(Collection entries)
□ □ □ □ □ □ □

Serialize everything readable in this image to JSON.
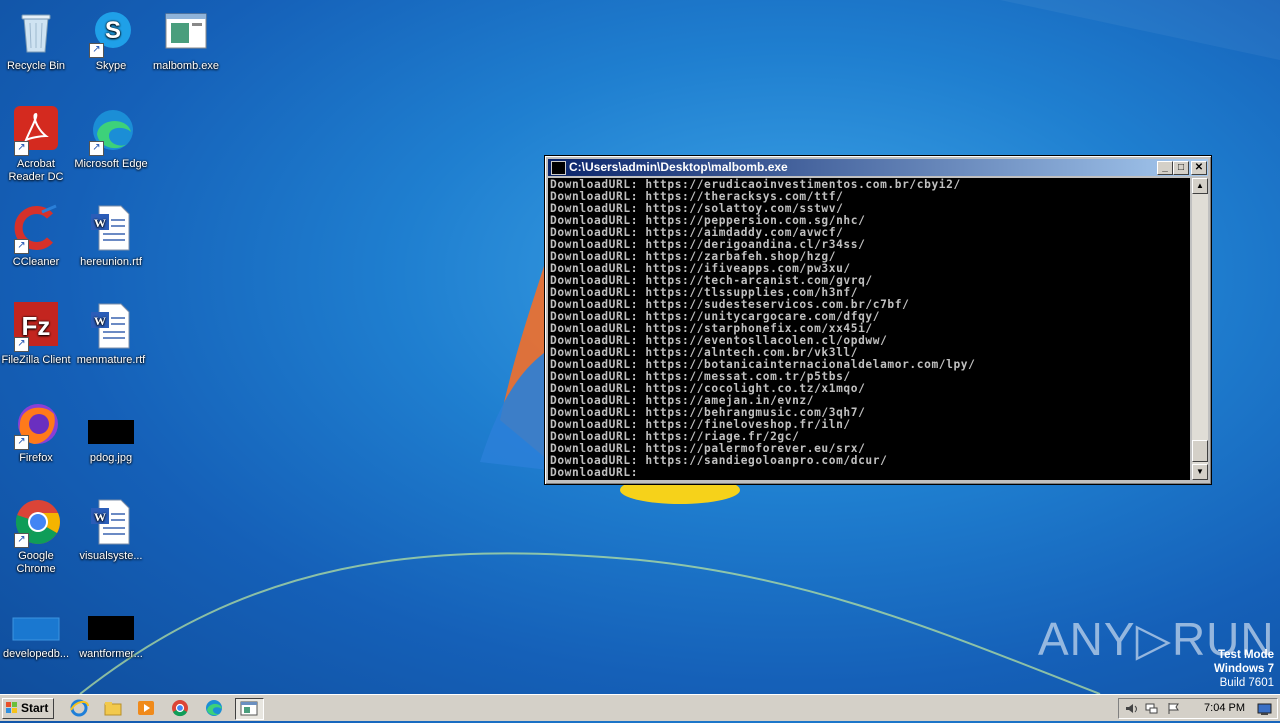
{
  "desktop": {
    "icons": [
      {
        "label": "Recycle Bin",
        "icon": "recycle-bin-icon"
      },
      {
        "label": "Skype",
        "icon": "skype-icon"
      },
      {
        "label": "malbomb.exe",
        "icon": "exe-icon"
      },
      {
        "label": "Acrobat Reader DC",
        "icon": "acrobat-icon"
      },
      {
        "label": "Microsoft Edge",
        "icon": "edge-icon"
      },
      {
        "label": "CCleaner",
        "icon": "ccleaner-icon"
      },
      {
        "label": "hereunion.rtf",
        "icon": "word-document-icon"
      },
      {
        "label": "FileZilla Client",
        "icon": "filezilla-icon"
      },
      {
        "label": "menmature.rtf",
        "icon": "word-document-icon"
      },
      {
        "label": "Firefox",
        "icon": "firefox-icon"
      },
      {
        "label": "pdog.jpg",
        "icon": "image-thumbnail-icon"
      },
      {
        "label": "Google Chrome",
        "icon": "chrome-icon"
      },
      {
        "label": "visualsyste...",
        "icon": "word-document-icon"
      },
      {
        "label": "developedb...",
        "icon": "file-icon"
      },
      {
        "label": "wantformer...",
        "icon": "image-thumbnail-icon"
      }
    ]
  },
  "console_window": {
    "title": "C:\\Users\\admin\\Desktop\\malbomb.exe",
    "lines": [
      "DownloadURL: https://erudicaoinvestimentos.com.br/cbyi2/",
      "DownloadURL: https://theracksys.com/ttf/",
      "DownloadURL: https://solattoy.com/sstwv/",
      "DownloadURL: https://peppersion.com.sg/nhc/",
      "DownloadURL: https://aimdaddy.com/avwcf/",
      "DownloadURL: https://derigoandina.cl/r34ss/",
      "DownloadURL: https://zarbafeh.shop/hzg/",
      "DownloadURL: https://ifiveapps.com/pw3xu/",
      "DownloadURL: https://tech-arcanist.com/gvrq/",
      "DownloadURL: https://tlssupplies.com/h3nf/",
      "DownloadURL: https://sudesteservicos.com.br/c7bf/",
      "DownloadURL: https://unitycargocare.com/dfqy/",
      "DownloadURL: https://starphonefix.com/xx45i/",
      "DownloadURL: https://eventosllacolen.cl/opdww/",
      "DownloadURL: https://alntech.com.br/vk3ll/",
      "DownloadURL: https://botanicainternacionaldelamor.com/lpy/",
      "DownloadURL: https://messat.com.tr/p5tbs/",
      "DownloadURL: https://cocolight.co.tz/x1mqo/",
      "DownloadURL: https://amejan.in/evnz/",
      "DownloadURL: https://behrangmusic.com/3qh7/",
      "DownloadURL: https://fineloveshop.fr/iln/",
      "DownloadURL: https://riage.fr/2gc/",
      "DownloadURL: https://palermoforever.eu/srx/",
      "DownloadURL: https://sandiegoloanpro.com/dcur/",
      "DownloadURL:"
    ],
    "minimize_glyph": "_",
    "maximize_glyph": "□",
    "close_glyph": "✕"
  },
  "watermark": {
    "brand": "ANY▷RUN",
    "line1": "Test Mode",
    "line2": "Windows 7",
    "line3": "Build 7601"
  },
  "taskbar": {
    "start_label": "Start",
    "items": [
      "ie-icon",
      "explorer-icon",
      "media-player-icon",
      "chrome-icon",
      "edge-icon",
      "console-icon"
    ],
    "clock": "7:04 PM",
    "tray_icons": [
      "speaker-icon",
      "network-icon",
      "flag-icon",
      "show-desktop-icon"
    ]
  },
  "colors": {
    "console_bg": "#000000",
    "console_text": "#c0c0c0",
    "titlebar_start": "#0a246a",
    "titlebar_end": "#a6caf0"
  }
}
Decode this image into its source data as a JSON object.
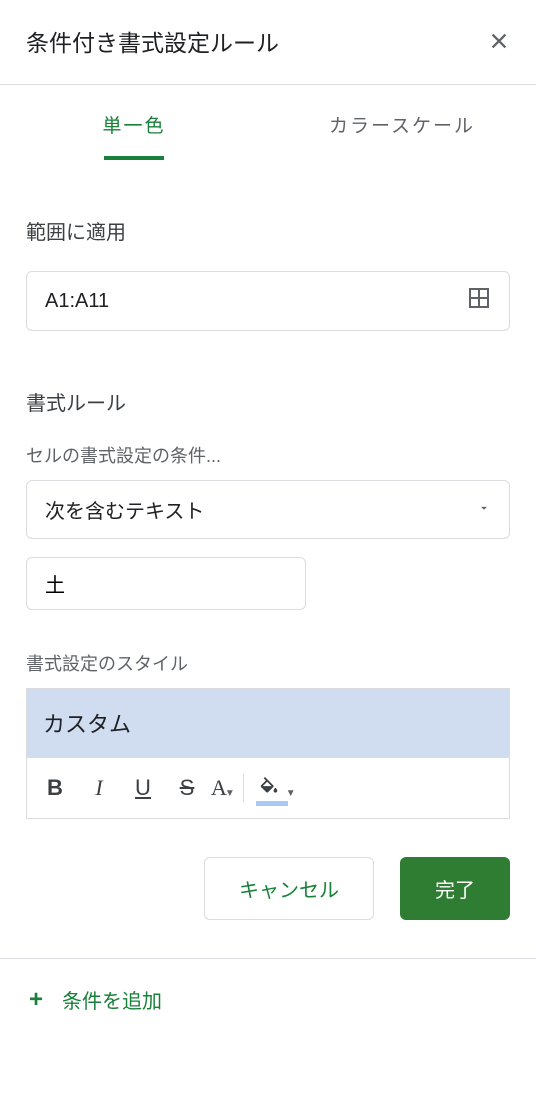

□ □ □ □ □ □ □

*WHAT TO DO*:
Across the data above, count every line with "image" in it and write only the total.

*EXERCISE OUTPUT*:
4